Nunavut is a vast territory and its communities are extremely isolated. To give an idea of what this looks like: there are no roads in or out of the territory and there are no roads connecting any of the twenty-five communities within it, not even any ice roads! The only way in or out, for people or goods, is by air (or annual sealift through ports in other provinces).
Nunavut has a strong and vibrant culture and history. For most residents, the Inuit language is their first language. Still, in order to graduate high school, students must successfully complete (among other courses) grade 12 English following the Alberta curriculum. High school graduation rates and high drop outs have been a significant challenge for the school system in Nunavut.
A review of student records across the territory in 2012 revealed nearly 200 students who needed only their grade 12 English course to fulfill their high school graduation requirements. However, many of these people (now adults) were engaged in busy lives working full time, caring for family members and/or working in the traditional economy. So, a challenge presented itself: how to reach people so close to graduation but beyond the reach of the traditional school system?

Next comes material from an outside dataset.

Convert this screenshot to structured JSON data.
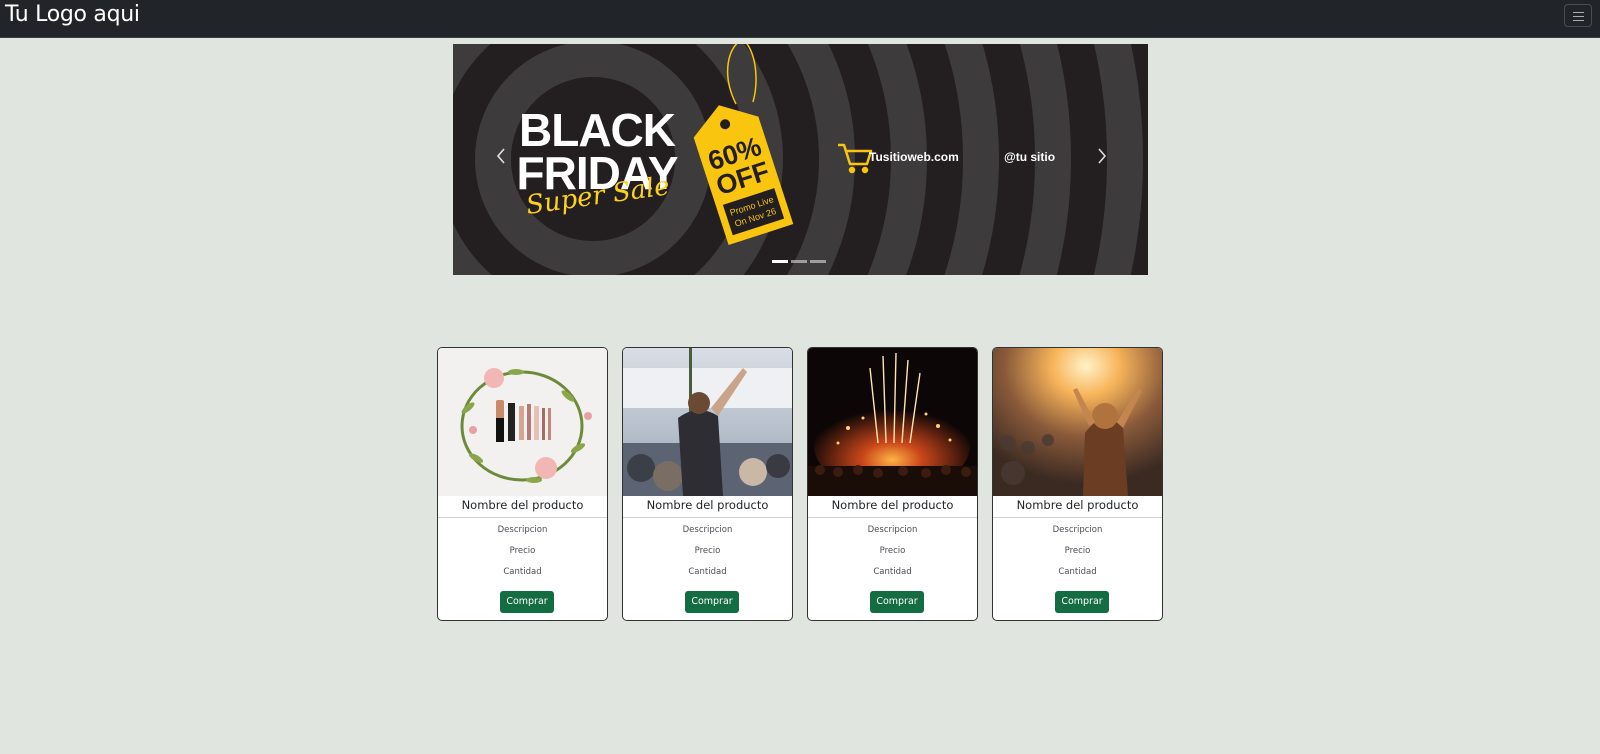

Through a collaboration between the Nunavut Department of Education and Nunavut Arctic College, the Pathway to Adult Secondary School (PASS) was created. The program aims to support adult learners as they strive to complete the requirements for their secondary school diploma. The only way to serve such a diverse and geographically isolated group was through a model incorporating online learning.
In the PASS program, students who meet entry requirements are provided with a laptop, a modem to access the internet and all course materials they need. On top of this, students are supported by a dedicated online instructor, a centrally located program coordinator and a locally placed facilitator.
At the time of the program’s creation, and still today, there is only one internet service provider that services all Nunavut communities. Qiniq (through SSi Micro1) provides satellite-based internet service to every Nunavut community and the PASS program wouldn’t exist without that technology and the support of Qiniq. Each student has their own Qiniq modem that they can take with them anywhere in their community (or to any Nunavut community for that matter) so that they can continue their studies in the places and spaces that meet their needs.
Most of the courses offered through the PASS program are done so through a partnership with Alberta Distance Learning (ADLC). The program accesses ADLC’s course catalogue, online learning infrastructure, and strong support network. The ADLC courses delivered through the program are instructed by qualified Nunavut teachers and this helps keep the delivery culturally and Nunavut relevant and responsive.
The PASS program follows an adult learning model. Students who are enrolled in the program are at least 19 years of age and have been out of a traditional school setting for at least a year. Depending on the number of courses needed to graduate students may be in the program for a semester or for up to 3.5 years. When they successfully complete the program, students meet grade 12 graduation requirements and receive a Nunavut Secondary School Diploma.
The PASS program takes in an average of 78 students per semester. The traditional, western-based school system is still relatively new to Nunavut and online learning even more so. Still, every year since its inception, the PASS program has seen an increase in student retention as well as an increase in successful course completions.
In addition to PASS, Nunavut Arctic College coordinates an online learning program for municipal workers. These two programs are the only coordinated online learning programs in Nunavut. For both, success is owed to several factors, among them: A very creative collaboration among many partners, and most of all the hard work, perseverance and drive to the success of their students.
1 SSI Micro Ltd. is a Canadian wireless broadband internet service provider primarily serving remote areas that lack terrestrial service options (Wikipedia).